gms | German Medical Science

59. Jahrestagung der Deutschen Gesellschaft für Neurochirurgie (DGNC)
3. Joint Meeting mit der Italienischen Gesellschaft für Neurochirurgie (SINch)

Deutsche Gesellschaft für Neurochirurgie (DGNC) e. V.

01. - 04.06.2008, Würzburg

Long-term in-vivo imaging of structural plasticity in the neocortex

In-vivo-Darstellung der synaptischen Strukturplastizität im Neokortex

Meeting Abstract

  • corresponding author C. Stetter - Neurochirurgische Klinik, Universitätsklinikum Würzburg
  • M. Hirschberg - Rudof-Virchow-Zentrum, Würzburg
  • M. Heckmann - Carl-Ludwig-Institut für Physiologie, Universität Leipzig, Leipzig
  • S. Sigrist - Rudof-Virchow-Zentrum, Würzburg
  • A.-L. Sirén - Neurochirurgische Klinik, Universitätsklinikum Würzburg

Deutsche Gesellschaft für Neurochirurgie. Società Italiana di Neurochirurgia. 59. Jahrestagung der Deutschen Gesellschaft für Neurochirurgie e.V. (DGNC), 3. Joint Meeting mit der Italienischen Gesellschaft für Neurochirurgie (SINch). Würzburg, 01.-04.06.2008. Düsseldorf: German Medical Science GMS Publishing House; 2008. DocP 118

Die elektronische Version dieses Artikels ist vollständig und ist verfügbar unter:

Veröffentlicht: 30. Mai 2008

© 2008 Stetter et al.
Dieser Artikel ist ein Open Access-Artikel und steht unter den Creative Commons Lizenzbedingungen ( Er darf vervielf&aauml;ltigt, verbreitet und &oauml;ffentlich zug&aauml;nglich gemacht werden, vorausgesetzt dass Autor und Quelle genannt werden.



Objective: Structural plasticity with synapse formation and elimination is a key component of memory capacity and may be critical for functional recovery upon brain injury. The aim of this study was to establish a method for long-term repeated in vivo imaging to of synaptic structural plasticity in the mouse neocortex.

Methods: Transgenic Thy1-YFP(H) mice expressing yellow-fluorescent protein (YFP) in layer-5 pyramidal neurons were anesthetized with ketamine-xylazine and equipped for in vivo imaging of dendritic spines in the parietal cortex either with an open-skull glass or thinned skull window. After a recovery period of 14 days, 4-6 weekly imaging sessions of 45-60 min in duration were started. For each session, mice were anesthetized with ketamine-xylazine. To reduce respiration-induced movement artifacts, the skull was glued to a stainless steel plate fixed to metal base. The animal was set under a two-photon microscope with multifocal scanhead splitter (TriMScope, LaVision BioTec) and the Ti-sapphire laser was tuned to the optimal excitation wavelength for YFP (890 nm). Images were acquired by using a 20x, 0.95 NA water-immersion objective (Olympus) in imaging depth of 100-200µm from the pial surface. Two-dimensional projections of three-dimensional image stacks containing dendritic segments of interest were saved for further analysis. At the end of the last imaging session, the mice were decapitated and the brain removed for histological analysis.

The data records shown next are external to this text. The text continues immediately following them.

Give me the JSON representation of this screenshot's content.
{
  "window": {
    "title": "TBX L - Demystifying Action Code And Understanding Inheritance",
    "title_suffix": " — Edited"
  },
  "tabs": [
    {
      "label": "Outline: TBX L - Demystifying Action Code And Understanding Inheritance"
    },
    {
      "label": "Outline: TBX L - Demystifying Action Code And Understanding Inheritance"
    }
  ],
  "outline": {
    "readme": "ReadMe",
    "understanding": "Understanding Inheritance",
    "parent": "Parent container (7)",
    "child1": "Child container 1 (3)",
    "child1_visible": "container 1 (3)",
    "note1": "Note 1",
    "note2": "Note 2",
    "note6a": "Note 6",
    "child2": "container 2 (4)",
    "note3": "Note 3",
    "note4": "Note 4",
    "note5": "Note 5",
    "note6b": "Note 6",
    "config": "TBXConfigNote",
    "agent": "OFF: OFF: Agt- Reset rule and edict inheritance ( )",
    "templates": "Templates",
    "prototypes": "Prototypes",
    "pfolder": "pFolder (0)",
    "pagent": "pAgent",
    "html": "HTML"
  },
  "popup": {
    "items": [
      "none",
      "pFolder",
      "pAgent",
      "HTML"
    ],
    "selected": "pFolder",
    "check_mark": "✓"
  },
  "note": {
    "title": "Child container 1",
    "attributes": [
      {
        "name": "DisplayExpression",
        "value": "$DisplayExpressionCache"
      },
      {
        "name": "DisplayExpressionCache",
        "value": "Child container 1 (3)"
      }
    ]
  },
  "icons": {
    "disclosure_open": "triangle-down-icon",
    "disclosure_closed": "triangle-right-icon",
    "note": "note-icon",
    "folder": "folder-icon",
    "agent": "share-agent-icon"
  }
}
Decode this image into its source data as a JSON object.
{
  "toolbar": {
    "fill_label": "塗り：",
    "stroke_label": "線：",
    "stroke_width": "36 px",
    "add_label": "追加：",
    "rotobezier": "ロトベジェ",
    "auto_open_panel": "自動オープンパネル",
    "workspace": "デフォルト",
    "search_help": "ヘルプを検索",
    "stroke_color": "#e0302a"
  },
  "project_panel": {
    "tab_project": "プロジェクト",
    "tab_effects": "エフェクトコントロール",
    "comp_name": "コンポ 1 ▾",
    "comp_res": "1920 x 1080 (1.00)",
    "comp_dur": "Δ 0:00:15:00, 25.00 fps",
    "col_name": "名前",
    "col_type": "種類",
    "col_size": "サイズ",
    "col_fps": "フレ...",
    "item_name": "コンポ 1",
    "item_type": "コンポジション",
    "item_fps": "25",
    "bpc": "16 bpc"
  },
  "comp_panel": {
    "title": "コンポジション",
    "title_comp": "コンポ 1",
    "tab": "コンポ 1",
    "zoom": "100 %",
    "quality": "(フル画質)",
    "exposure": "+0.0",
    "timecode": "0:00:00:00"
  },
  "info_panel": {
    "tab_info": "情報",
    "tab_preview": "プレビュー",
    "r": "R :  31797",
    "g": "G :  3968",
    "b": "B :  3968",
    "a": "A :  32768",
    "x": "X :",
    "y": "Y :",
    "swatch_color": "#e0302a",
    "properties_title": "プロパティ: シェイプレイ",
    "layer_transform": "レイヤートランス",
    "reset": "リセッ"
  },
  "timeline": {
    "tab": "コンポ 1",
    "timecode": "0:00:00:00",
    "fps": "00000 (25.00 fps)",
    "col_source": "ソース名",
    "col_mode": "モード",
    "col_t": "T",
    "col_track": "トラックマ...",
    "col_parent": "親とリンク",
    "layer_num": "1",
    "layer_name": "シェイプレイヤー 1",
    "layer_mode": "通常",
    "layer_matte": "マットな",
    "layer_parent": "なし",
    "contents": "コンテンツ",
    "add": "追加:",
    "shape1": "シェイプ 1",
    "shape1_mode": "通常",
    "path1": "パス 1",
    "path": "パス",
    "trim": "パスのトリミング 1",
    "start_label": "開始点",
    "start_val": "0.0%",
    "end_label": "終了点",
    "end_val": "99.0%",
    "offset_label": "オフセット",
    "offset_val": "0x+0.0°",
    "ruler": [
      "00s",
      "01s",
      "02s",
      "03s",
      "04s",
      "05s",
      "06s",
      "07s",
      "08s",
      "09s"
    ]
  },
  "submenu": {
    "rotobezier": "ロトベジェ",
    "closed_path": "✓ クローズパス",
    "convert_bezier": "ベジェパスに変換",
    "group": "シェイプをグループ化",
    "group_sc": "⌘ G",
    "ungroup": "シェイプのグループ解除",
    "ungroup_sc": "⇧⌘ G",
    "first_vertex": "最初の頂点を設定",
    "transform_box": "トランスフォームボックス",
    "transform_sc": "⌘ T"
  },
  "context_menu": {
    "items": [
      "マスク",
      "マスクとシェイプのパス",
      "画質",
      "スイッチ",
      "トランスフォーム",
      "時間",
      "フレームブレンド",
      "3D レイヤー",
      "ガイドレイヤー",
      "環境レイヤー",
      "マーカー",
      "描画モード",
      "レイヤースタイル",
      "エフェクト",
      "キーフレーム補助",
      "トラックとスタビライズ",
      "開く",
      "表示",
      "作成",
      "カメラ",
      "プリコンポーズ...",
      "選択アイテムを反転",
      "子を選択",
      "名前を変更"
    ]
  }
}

Results: Repeated in vivo imaging of dendritic spines of the layer-5 pyramidal neurons was successful using both open-skull glass and thinned skull windows. Both window techniques were associated with low phototoxicity after repeated sessions of imaging. Expression of the astrocytic marker GFAP and microglial activity marker IBA-1 in the cortex under the open-skull glass window was slightly increased as compared to that seen on the contralateral side 6 weeks after surgery.

Conclusions: Repeated imaging of dendritic spines in vivo allows monitoring of long-term structural dynamics of synapses. When carefully controlled for influence of repeated anaesthesia and phototoxicity, the method will be suitable to study changes in synaptic structural plasticity after brain injury.